The Lacey Act (18 U.S.C. 42; 16 U.S.C. 3371-3378)
The Lacey Act was originally passed in 1900 to outlaw interstate traffic in birds and other animals illegally killed in their state of origin. It was aimed at the so-called "pot hunter" who killed large amounts of wildlife for sale. Similarly, the Black Bass Act was passed in 1926 to outlaw the interstate transport of illegally taken black bass. Today, the Lacey Act has been amended several times and now combines the Lacey and Black Bass Acts into a single comprehensive statute to provide more effective enforcement of State, Federal, Indian tribal, and foreign conservation laws protecting fish, wildlife, and rare plants. It is a vital tool where the Federal government can aid other governments in enforcing their own conservation laws.
With the exception of the marking offenses, none of the offenses under the Act stand on their own. There must first be a violation of an underlying Federal, State, foreign, or Indian Tribal law, treaty, or regulation relating to fish, wildlife, or rare plants.
It is unlawful for any person to import, export, transport, sell, receive, acquire, possess, or purchase any fish, wildlife, or plant taken, possessed, transported, or sold in violation of any Federal, State, foreign, or Indian tribal law, treaty, or regulation.
It is unlawful for any importation of live wild animals and birds to occur under inhumane and unhealthful conditions.
It is unlawful for any person to make or submit any false record, account, or identification of any fish, wildlife, or plant which has been, or is intended to be imported, exported, sold, purchased, or received from any foreign country; or transported in interstate or foreign commerce. These are commonly referred to as marking offenses.
Under the Act, Federal agents are authorized to seize any wildlife which they have reasonable grounds to believe was taken, possessed, transported, or imported in violation of any provisions of the underlying laws.

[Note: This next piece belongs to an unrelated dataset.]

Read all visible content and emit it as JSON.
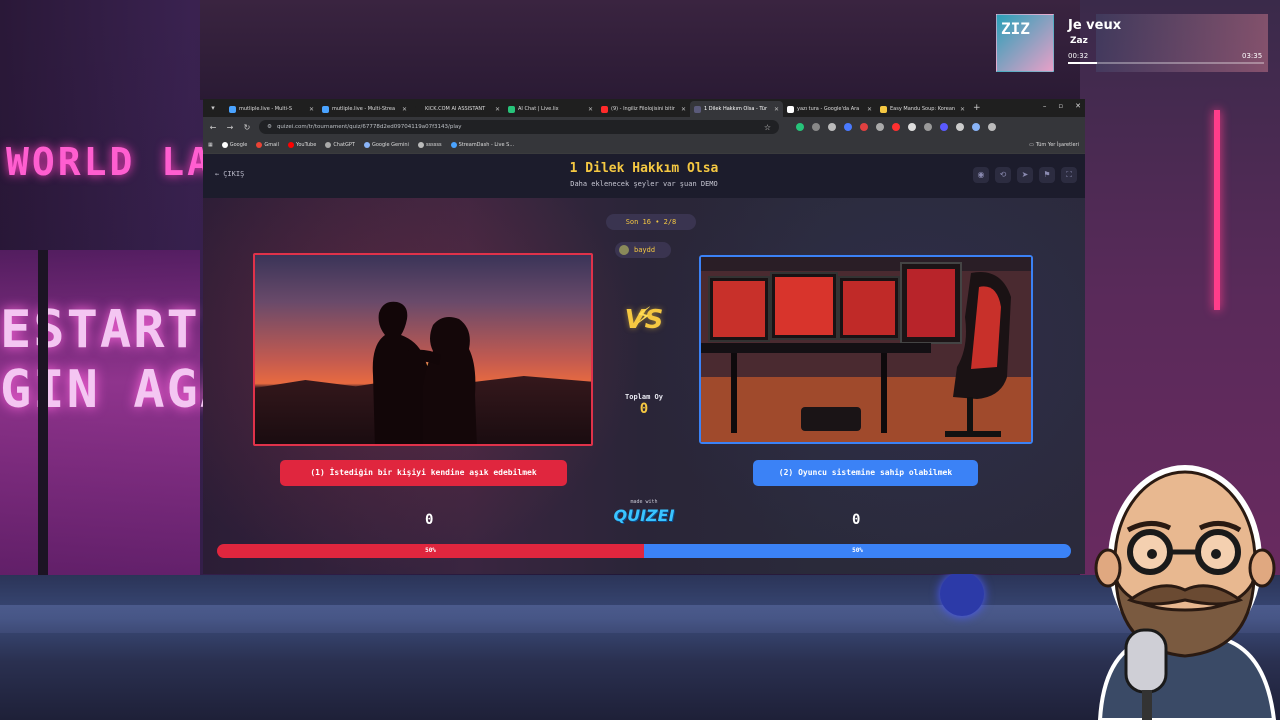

Both criminal and civil penalties can be assessed, depending upon the nature and type of the violation. A civil penalty can be as much as $10,000 if there is evidence that the violator should have known that the fish, wildlife, or plants were taken, possessed, transported, or sold in violation of any underlying law.

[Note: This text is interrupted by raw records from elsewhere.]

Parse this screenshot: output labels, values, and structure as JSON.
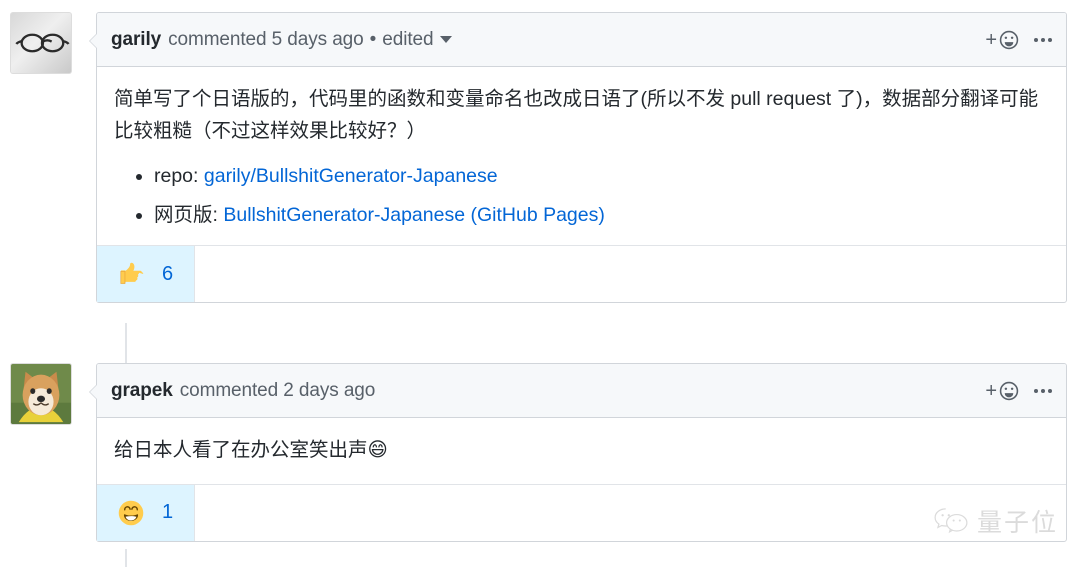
{
  "page": {
    "watermark_text": "量子位",
    "watermark_icon": "wechat-logo"
  },
  "comments": [
    {
      "id": "comment-garily",
      "author": "garily",
      "meta": "commented 5 days ago",
      "separator": "•",
      "edited_label": "edited",
      "has_edited_dropdown": true,
      "avatar_alt": "eyeglasses-avatar",
      "body": {
        "paragraph": "简单写了个日语版的，代码里的函数和变量命名也改成日语了(所以不发 pull request 了)，数据部分翻译可能比较粗糙（不过这样效果比较好？）",
        "list": [
          {
            "prefix": "repo: ",
            "link_text": "garily/BullshitGenerator-Japanese"
          },
          {
            "prefix": "网页版: ",
            "link_text": "BullshitGenerator-Japanese (GitHub Pages)"
          }
        ]
      },
      "reactions": [
        {
          "emoji": "thumbs-up",
          "count": "6",
          "selected": true
        }
      ],
      "actions": {
        "add_reaction_label": "+",
        "add_reaction_icon": "smiley-face-icon",
        "menu_icon": "kebab-menu-icon"
      }
    },
    {
      "id": "comment-grapek",
      "author": "grapek",
      "meta": "commented 2 days ago",
      "separator": "",
      "edited_label": "",
      "has_edited_dropdown": false,
      "avatar_alt": "shiba-inu-avatar",
      "body": {
        "paragraph": "给日本人看了在办公室笑出声😄",
        "list": []
      },
      "reactions": [
        {
          "emoji": "grinning-face",
          "count": "1",
          "selected": true
        }
      ],
      "actions": {
        "add_reaction_label": "+",
        "add_reaction_icon": "smiley-face-icon",
        "menu_icon": "kebab-menu-icon"
      }
    }
  ],
  "colors": {
    "link": "#0366d6",
    "border": "#d1d5da",
    "header_bg": "#f6f8fa",
    "text": "#24292e",
    "muted_text": "#586069",
    "reaction_selected_bg": "#ddf4ff"
  }
}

Criminal penalties fall into two categories. For a felony offense, a maximum $250,000 fine per individual and $500,000 per organization, and/or up to 5 years imprisonment for each violation of the Act can be assessed. A misdemeanor offense carries a maximum $100,000 fine per individual and $200,000 per organization, and/or up to 1 year imprisonment.
Forfeiture: Vehicles, aircraft, vessels, or other equipment used during the commission of the crime may be forfeited to the government in cases involving felony convictions. Any fish, wildlife, or plants involved in violations of the Act are also subject to be forfeited.
- Rewards can be paid to any person who furnishes information leading to an arrest, criminal conviction, civil penalty assessment, or forfeiture of property.
- The maximum civil and criminal penalties have been increased and now include a felony punishment scheme which targets commercial violators and international traffickers.
- When the Lacey Act was amended in 1988 it was determined that the sale and purchase of guiding and outfitting services and invalid licenses and permits constitutes a sale and/or purchase of wildlife.
- Violations involving fish, wildlife, and plants are all subject to the same penalties.
- Restrictions have been relaxed on the marking of packages and containers of fish or wildlife shipped in interstate or foreign commerce to accommodate current industry practices.
- There is a strict liability forfeiture provision for all fish, wildlife, plants, vessels, vehicles, aircraft, or other equipment used in a violation of the Act, except marking violations.